Alphabet’s board of directors has opened an investigation into how executives handled claims of sexual harassment and other misconduct, including behavior of Chief Legal Officer David Drummond, who has been accused of having relationships with employees.
The board has formed an independent subcommittee to look into the issues and has hired a law firm to assist with the investigation, according to materials viewed by CNBC.
An Alphabet spokesperson said, “As has already been confirmed in public court filings, in early 2019, Alphabet’s Board of Directors formed a special litigation committee to consider claims made by shareholders in various lawsuits relating to past workplace conduct.”
Alphabet shareholders sued the board in January for allegedly covering up sexual misconduct from executives, including former Android co-founder Andy Rubin. The company let go of Rubin and paid him $90 million after an internal investigation found sexual assault claims credible, according to a report in the New York Times.

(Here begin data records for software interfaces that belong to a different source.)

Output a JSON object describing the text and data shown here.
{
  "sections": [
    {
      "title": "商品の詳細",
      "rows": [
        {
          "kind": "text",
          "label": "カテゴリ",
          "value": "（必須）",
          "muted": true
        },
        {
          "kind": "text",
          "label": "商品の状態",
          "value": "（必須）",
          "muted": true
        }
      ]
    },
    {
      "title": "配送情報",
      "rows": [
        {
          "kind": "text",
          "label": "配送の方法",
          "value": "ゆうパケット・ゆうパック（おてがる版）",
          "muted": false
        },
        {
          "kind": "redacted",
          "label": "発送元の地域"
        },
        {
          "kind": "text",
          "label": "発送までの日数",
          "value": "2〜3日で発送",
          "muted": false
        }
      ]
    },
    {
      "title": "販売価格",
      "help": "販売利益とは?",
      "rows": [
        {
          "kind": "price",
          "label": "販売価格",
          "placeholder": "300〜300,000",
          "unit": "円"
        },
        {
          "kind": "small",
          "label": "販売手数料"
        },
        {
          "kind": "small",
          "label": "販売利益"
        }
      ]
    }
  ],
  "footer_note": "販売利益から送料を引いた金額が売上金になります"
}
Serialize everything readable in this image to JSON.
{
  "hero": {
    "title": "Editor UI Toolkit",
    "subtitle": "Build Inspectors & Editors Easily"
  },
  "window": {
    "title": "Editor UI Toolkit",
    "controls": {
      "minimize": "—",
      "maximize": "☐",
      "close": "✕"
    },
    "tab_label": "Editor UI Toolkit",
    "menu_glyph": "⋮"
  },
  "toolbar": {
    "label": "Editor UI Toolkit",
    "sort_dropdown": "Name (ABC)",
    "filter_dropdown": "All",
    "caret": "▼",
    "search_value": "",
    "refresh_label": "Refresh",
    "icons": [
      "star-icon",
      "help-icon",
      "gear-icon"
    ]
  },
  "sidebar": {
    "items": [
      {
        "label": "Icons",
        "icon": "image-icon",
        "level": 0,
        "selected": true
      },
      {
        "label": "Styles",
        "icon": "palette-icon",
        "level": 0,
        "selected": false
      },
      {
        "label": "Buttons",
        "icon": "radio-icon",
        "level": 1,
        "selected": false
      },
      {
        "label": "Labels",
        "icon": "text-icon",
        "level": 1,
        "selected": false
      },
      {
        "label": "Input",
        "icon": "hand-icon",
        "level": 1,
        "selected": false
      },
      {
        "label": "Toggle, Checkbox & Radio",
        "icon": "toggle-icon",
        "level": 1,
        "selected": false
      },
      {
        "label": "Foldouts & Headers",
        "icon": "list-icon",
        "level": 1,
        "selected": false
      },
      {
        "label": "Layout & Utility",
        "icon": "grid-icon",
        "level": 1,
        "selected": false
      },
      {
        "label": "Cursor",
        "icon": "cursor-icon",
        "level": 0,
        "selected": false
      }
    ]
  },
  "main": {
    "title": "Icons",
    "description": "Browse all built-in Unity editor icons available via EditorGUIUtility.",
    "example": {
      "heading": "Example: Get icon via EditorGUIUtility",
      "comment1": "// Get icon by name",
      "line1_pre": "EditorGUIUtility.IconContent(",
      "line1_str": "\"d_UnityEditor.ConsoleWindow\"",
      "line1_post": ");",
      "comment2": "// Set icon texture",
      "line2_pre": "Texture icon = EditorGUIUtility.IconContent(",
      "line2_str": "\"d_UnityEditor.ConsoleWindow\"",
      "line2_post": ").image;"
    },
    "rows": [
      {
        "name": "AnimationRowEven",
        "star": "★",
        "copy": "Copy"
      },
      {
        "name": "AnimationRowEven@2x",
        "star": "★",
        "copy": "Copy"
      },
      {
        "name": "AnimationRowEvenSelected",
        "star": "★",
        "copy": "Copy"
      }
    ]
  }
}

Rubin denied any wrongdoing in statements at the time of the report. The report of Rubin’s payout set off a company-wide walkout by employees last November.
In August, former Google legal employee Jennifer Blakely wrote a lengthy Medium post that said she and Drummond started dating in 2004 and later had a son together. Drummond was married to somebody else at the time. Blakely said Drummond later refused to discuss child support, calling his behavior “nothing short of abuse.” She also claimed he had affairs with other people at the company.
The company has been silent on the issue, only pointing to a short statement Drummond made, which denied the claims. “Other than Jennifer, I never started a relationship with anyone else who was working at Google or Alphabet. Any suggestion otherwise is simply untrue.”
CNBC previously reported that Drummond dated a 36-year-old Google employee, Corinne Dixon, whom he then married over Labor Day weekend. Dixon was not in Drummond’s chain of command.
Drummond this week sold $27 million worth of shares, according to materials from the Securities and Exchange Commission. The company paid him $47 million last year, making him one of the highest paid execs.
He joined Google in 2002 after serving as the company’s first outside counsel, and served as chief legal officer and vice president of corporate development until 2015, when he became chief legal officer and SVP for parent company Alphabet. During his tenure, Drummond has also led global teams in charge of public policy, mergers and acquisitions, public relations and communications, and has held senior roles within Alphabet’s investment arms GV (formerly Google Ventures) and Capital G.